Quote of the Day, Debbie Wasserman Schultz Downplays Worries That Her Base Is Revolting edition.
Debbie Wasserman Schultz is a great DNC chair! If you’re a Republican.Read More »
Today, the left-wing world is all excited about a viral quote/video clip from Massachusetts Senatorial candidate Elizabeth Warren. It is very well worth it to read and truly understand the quote, because it really is almost perfect, in much the same way that an “almost perfect” bowling throw leaves a 7-10 split instead of hitting a strike. It expresses a laudable underlying sentiment, while at the same time illustrating why people with her thought process are exactly the wrong people to try to solve the problem.
Here’s the quote:
“You built a factory out there? Good for you. But I want to be clear: you moved your goods to market on the roads the rest of us paid for; you hired workers the rest of us paid to educate; you were safe in your factory because of police forces and fire forces that the rest of us paid for. You didn’t have to worry that marauding bands would come and seize everything at your factory, and hire someone to protect against this, because of the work the rest of us did.
“Now look, you built a factory and it turned into something terrific, or a great idea? God bless. Keep a big hunk of it. But part of the underlying social contract is you take a hunk of that and pay forward for the next kid who comes along.”
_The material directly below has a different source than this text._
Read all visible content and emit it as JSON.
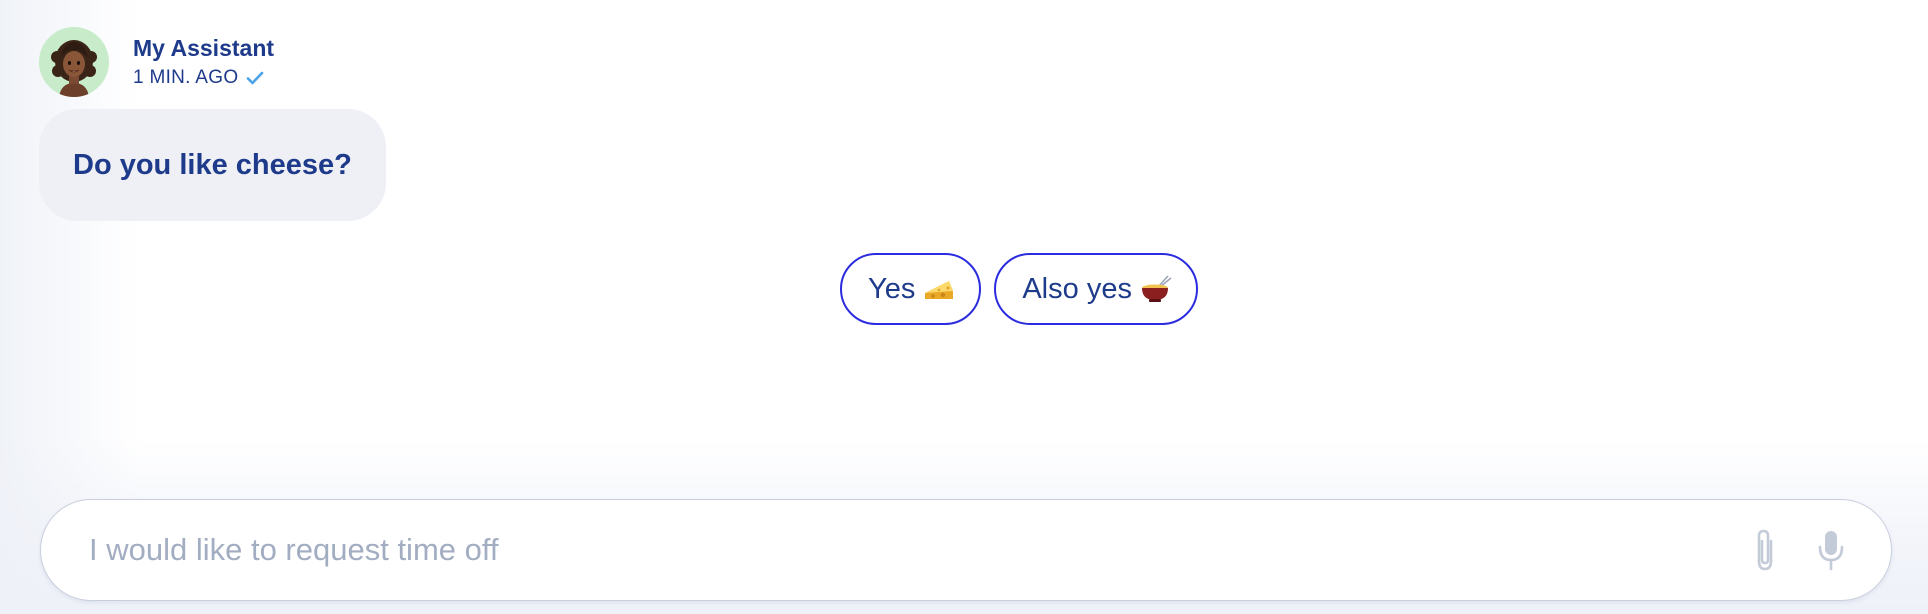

I can certainly unite around the basic sentiment Warren portrays here: The relationship between the private sector and the government needs to be a symbiotic one, and not a parasitic one. That facet is excellent, and it draws people in.
Here’s where Warren misses: While the relationship between the government and private sector is parasitic, government is the parasite. (*)
The core of the issue is this: Government creates nothing on its own. All people who work for the government or are otherwise supported by the government cannot thrive without someone creating wealth for government to tax. All those roads that were built came from taxpayer money. All those policemen are paid with taxpayer money. Most of those schools where the workers were trained came from taxpayer money.
If the above were the only sorts of things government did, nobody would have a problem with that. However, now the government provides welfare checks, Social Security checks, food stamps, unemployment insurance and health care (among other things) to those who are producing nothing in return. One can certainly argue what the boundaries of these programs should be – I’m not suggesting they shouldn’t exist or that it is wrong for some people to receive these benefits — but the point is that all of these programs are there, and it is the people who create wealth (i.e. those in the private sector) who have to pay for them. (**)
Government certainly can assist the private sector in the ways Warren suggests and more. It cannot do it, however, without the resources the private sector provides. Government can also help the private sector by mediating disputes and clearing obstacles – the problem is that the government as it is currently constituted excels at creating obstacles instead of clearing them. Regulations on the kinds of light bulbs we can buy, the kinds of cars we can drive, allowing foreign countries to drill for oil in the Gulf of Mexico while banning our own oil companies from doing the same – these are the sorts of things where government could aid our private sector greatly simply by ceasing to do them. Instead, it chooses to get in the way of the private sector for its own political benefit, and it hurts us all, in much the same way that a parasite consuming too much of its host’s resources kills the host.
In short, Warren’s basic sentiment is a nice one, but her view of the problem is greatly distorted. The current administration’s view is identical to this, and it is failing for precisely that reason. The answer is not to take more from the private sector to increase government size; it is to get government out of the way to let the private sector prosper. It is only in that direction that the relationship between the private sector and the government can be healthy and symbiotic.
(*) — Of course, one can cite plenty of examples of big corporations getting government money and bailouts and such. These are examples of corruption in the system that needs to be cleaned out, not of the system itself. It’s also a “politicians vs. the people” issue, not a “Republican vs. Democrat” or “liberal vs. conservative” issue, as illustrated by the fact that the Tea Party is as much against Wall Street bailouts as the radical leftists are.
(**) — On top of that, according to IRS data, the top 5% of wage earners pay over half of the income taxes, while the bottom 45% pays nothing. So Warren’s definition of “the rest of us” is quite flawed. It also illustrates the other problem in Warren’s statement: the idea that the achievers aren’t “paying it forward” is without merit.